App and web page records:
↓
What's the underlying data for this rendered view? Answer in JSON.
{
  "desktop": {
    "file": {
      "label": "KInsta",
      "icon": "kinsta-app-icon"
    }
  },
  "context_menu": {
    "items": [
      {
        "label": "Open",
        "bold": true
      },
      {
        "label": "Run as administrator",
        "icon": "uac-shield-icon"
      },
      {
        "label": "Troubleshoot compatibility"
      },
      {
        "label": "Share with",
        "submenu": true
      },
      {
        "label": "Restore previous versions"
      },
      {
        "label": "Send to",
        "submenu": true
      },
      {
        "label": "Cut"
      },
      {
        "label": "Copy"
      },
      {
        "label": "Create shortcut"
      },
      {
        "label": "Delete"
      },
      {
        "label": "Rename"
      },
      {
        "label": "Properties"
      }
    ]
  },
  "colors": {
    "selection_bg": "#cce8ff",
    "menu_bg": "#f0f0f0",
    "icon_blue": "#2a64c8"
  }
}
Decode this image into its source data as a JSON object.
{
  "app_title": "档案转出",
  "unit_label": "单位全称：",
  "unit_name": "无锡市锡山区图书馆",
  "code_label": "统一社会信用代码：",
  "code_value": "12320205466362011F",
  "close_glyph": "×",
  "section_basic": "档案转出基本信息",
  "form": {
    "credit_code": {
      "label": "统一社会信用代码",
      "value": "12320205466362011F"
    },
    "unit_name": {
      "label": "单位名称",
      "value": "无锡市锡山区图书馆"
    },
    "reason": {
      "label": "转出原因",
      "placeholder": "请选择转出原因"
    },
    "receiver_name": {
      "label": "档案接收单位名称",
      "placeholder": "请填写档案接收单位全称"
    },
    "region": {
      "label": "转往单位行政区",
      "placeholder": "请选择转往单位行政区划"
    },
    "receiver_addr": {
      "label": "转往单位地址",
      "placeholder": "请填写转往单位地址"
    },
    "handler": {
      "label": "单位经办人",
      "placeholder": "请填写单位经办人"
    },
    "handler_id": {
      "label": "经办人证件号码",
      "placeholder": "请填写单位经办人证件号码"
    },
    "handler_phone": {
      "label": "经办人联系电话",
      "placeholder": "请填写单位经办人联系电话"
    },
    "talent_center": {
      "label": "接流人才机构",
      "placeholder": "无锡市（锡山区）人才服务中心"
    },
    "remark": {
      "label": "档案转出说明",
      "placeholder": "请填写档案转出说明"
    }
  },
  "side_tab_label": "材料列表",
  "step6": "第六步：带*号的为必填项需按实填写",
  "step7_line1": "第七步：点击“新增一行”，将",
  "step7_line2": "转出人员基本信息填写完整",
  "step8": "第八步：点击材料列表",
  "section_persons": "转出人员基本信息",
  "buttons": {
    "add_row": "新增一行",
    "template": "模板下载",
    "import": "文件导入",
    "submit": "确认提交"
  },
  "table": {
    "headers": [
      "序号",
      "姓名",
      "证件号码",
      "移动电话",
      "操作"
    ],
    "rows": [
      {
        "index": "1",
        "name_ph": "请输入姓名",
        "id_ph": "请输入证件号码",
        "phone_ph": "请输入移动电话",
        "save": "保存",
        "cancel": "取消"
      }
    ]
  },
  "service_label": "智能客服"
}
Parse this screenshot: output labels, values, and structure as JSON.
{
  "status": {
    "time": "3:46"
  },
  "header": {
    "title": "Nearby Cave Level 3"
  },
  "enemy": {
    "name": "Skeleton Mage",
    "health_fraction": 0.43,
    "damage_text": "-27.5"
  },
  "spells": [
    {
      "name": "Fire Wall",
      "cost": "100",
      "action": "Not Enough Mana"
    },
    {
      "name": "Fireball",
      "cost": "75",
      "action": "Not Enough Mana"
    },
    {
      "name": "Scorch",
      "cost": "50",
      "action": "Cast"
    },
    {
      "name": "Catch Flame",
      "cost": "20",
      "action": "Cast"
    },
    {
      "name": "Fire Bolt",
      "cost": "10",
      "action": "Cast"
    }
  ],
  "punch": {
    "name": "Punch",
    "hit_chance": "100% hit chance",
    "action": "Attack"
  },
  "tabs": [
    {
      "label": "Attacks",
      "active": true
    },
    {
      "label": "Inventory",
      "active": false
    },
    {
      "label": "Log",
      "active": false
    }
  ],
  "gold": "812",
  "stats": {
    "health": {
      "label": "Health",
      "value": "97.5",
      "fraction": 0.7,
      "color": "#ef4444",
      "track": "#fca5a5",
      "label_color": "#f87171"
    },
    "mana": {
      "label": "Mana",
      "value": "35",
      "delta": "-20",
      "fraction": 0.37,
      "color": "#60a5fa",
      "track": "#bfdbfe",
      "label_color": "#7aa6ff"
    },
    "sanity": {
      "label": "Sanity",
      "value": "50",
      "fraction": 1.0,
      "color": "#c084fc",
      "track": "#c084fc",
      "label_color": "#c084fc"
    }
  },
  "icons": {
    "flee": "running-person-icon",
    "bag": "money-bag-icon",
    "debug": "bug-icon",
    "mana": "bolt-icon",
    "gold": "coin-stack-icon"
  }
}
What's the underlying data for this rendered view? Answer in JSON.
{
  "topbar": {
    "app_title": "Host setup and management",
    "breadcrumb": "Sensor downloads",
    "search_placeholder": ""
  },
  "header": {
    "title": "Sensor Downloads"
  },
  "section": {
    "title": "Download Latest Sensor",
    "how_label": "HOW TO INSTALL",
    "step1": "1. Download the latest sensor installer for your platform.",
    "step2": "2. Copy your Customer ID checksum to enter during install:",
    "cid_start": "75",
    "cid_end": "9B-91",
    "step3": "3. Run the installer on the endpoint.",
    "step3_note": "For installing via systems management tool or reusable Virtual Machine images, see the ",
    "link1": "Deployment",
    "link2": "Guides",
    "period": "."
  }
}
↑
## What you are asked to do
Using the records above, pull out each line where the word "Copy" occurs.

## Answer to this problem
        "label": "Copy"
    "step2": "2. Copy your Customer ID checksum to enter during install:",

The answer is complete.